- What is needed
Copy out each line of the entries where the word "assets" is present.

- Material to process
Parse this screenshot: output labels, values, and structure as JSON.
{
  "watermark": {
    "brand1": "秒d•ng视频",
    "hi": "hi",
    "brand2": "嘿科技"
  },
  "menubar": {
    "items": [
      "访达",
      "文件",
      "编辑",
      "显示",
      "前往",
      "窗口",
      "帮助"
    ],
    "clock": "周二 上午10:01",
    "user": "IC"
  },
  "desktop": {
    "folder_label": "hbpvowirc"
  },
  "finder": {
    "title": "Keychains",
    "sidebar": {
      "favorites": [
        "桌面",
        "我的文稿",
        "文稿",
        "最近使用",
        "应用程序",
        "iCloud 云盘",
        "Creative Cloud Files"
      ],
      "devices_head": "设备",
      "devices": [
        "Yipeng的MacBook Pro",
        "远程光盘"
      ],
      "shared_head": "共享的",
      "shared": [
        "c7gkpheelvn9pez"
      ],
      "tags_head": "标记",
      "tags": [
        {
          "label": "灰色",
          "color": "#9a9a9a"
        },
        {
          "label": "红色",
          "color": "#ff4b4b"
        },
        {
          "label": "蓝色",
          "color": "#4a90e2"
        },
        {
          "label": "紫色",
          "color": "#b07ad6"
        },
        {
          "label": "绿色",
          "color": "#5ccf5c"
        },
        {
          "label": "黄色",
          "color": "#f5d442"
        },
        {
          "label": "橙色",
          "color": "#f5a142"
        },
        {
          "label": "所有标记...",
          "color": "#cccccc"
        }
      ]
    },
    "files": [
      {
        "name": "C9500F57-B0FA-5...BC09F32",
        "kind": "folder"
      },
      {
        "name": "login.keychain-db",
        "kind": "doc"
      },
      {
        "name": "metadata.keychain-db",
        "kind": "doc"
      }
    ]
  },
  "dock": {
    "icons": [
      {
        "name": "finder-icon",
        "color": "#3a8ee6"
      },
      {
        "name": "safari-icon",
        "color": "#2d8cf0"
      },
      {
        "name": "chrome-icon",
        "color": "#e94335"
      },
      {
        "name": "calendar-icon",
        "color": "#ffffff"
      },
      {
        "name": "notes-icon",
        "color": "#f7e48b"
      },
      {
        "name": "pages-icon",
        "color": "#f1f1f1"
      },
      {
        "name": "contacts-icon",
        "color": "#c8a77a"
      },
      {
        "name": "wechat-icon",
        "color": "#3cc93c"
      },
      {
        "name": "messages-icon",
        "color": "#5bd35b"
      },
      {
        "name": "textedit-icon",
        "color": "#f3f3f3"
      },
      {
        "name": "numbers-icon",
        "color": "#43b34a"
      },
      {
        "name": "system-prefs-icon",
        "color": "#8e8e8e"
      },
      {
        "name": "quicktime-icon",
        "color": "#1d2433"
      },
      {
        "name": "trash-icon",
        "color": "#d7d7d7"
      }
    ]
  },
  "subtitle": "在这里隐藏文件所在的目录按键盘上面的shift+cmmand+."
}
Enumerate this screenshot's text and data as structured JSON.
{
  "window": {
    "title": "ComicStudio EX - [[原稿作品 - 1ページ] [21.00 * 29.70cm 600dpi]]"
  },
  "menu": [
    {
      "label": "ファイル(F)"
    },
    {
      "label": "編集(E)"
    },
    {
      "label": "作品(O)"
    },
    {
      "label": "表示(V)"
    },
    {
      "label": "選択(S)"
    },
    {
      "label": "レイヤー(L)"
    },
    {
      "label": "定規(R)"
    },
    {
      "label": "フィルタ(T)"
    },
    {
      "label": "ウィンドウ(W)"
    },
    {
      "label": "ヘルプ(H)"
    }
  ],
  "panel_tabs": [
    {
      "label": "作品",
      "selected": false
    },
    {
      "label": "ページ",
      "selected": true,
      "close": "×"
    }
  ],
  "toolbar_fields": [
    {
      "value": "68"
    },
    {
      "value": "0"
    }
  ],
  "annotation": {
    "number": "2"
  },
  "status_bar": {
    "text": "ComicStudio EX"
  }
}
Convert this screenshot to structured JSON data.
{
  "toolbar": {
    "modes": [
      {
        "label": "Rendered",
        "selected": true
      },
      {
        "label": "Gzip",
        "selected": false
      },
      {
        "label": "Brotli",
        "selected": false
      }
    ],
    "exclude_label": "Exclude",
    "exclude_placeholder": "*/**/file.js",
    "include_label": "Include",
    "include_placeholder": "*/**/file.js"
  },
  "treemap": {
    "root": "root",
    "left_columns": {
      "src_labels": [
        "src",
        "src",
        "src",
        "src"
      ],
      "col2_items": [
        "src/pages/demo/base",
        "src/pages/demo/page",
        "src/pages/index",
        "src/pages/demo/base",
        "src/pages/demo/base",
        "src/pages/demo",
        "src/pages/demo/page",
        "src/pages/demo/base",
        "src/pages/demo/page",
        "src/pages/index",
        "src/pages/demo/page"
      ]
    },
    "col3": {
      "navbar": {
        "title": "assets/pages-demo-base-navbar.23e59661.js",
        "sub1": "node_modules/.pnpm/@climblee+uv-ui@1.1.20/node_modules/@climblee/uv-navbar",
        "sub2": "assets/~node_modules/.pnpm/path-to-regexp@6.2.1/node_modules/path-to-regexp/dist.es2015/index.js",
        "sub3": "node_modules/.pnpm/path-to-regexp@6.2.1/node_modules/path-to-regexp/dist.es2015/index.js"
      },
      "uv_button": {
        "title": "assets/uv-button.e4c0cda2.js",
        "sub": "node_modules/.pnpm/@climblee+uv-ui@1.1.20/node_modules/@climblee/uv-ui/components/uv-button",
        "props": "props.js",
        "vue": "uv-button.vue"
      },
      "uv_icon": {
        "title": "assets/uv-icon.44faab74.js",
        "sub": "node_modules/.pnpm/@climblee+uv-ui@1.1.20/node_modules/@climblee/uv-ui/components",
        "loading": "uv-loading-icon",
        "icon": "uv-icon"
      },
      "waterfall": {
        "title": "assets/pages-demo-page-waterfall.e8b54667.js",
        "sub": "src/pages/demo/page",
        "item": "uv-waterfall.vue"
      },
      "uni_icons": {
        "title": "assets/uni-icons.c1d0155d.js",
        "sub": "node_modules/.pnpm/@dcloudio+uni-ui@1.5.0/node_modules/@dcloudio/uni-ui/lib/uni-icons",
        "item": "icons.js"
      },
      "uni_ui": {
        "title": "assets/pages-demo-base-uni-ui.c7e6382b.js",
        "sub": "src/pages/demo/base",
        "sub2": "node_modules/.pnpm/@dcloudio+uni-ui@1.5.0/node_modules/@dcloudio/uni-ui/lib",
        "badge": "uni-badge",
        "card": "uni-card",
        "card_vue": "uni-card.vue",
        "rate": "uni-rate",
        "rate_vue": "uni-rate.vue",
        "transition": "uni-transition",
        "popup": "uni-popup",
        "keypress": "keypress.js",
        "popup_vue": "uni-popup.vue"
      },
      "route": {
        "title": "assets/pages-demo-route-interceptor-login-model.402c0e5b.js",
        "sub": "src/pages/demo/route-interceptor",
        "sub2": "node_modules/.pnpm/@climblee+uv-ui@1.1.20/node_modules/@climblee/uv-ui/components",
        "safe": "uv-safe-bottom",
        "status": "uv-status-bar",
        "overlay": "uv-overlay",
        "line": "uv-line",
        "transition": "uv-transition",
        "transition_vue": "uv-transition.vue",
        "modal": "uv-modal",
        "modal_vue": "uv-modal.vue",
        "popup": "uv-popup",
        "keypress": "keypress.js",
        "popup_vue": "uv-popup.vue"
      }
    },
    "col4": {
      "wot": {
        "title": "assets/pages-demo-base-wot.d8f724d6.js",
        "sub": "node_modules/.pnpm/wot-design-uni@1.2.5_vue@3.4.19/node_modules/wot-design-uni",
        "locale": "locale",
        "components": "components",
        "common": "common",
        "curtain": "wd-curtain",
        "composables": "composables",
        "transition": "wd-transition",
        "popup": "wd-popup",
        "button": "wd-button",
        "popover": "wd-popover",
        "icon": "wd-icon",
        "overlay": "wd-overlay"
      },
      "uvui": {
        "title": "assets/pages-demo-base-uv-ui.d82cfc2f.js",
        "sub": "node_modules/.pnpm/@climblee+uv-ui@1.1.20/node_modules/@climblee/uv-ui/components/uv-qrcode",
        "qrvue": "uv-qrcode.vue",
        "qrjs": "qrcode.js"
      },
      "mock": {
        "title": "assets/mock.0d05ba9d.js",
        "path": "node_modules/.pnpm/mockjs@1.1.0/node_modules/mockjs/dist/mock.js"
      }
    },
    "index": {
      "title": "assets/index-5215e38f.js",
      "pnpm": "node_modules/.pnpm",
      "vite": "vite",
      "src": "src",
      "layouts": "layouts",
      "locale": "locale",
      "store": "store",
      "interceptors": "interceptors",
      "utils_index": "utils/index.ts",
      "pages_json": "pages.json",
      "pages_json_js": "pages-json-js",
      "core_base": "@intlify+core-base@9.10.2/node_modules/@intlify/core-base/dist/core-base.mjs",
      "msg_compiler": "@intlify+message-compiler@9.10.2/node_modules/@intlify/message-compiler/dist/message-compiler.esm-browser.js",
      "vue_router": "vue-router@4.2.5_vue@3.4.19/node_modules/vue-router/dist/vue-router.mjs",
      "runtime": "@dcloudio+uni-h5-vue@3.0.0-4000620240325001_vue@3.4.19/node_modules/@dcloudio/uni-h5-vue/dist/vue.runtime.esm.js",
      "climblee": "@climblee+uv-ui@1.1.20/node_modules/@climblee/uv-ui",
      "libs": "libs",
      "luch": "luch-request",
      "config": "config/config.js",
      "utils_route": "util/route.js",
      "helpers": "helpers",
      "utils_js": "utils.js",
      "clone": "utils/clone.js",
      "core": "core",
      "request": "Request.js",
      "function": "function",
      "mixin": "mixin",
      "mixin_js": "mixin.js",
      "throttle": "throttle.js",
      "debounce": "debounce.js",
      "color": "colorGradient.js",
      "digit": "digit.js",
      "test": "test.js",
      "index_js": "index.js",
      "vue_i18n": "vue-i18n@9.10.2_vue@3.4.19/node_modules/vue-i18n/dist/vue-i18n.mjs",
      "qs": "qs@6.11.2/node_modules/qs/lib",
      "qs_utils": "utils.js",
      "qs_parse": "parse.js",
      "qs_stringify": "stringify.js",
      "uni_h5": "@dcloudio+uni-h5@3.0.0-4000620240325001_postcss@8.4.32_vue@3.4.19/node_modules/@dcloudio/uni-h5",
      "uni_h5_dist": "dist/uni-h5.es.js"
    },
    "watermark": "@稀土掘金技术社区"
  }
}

- Response to the task
        "title": "assets/pages-demo-base-navbar.23e59661.js",
        "sub2": "assets/~node_modules/.pnpm/path-to-regexp@6.2.1/node_modules/path-to-regexp/dist.es2015/index.js",
        "title": "assets/uv-button.e4c0cda2.js",
        "title": "assets/uv-icon.44faab74.js",
        "title": "assets/pages-demo-page-waterfall.e8b54667.js",
        "title": "assets/uni-icons.c1d0155d.js",
        "title": "assets/pages-demo-base-uni-ui.c7e6382b.js",
        "title": "assets/pages-demo-route-interceptor-login-model.402c0e5b.js",
        "title": "assets/pages-demo-base-wot.d8f724d6.js",
        "title": "assets/pages-demo-base-uv-ui.d82cfc2f.js",
        "title": "assets/mock.0d05ba9d.js",
      "title": "assets/index-5215e38f.js",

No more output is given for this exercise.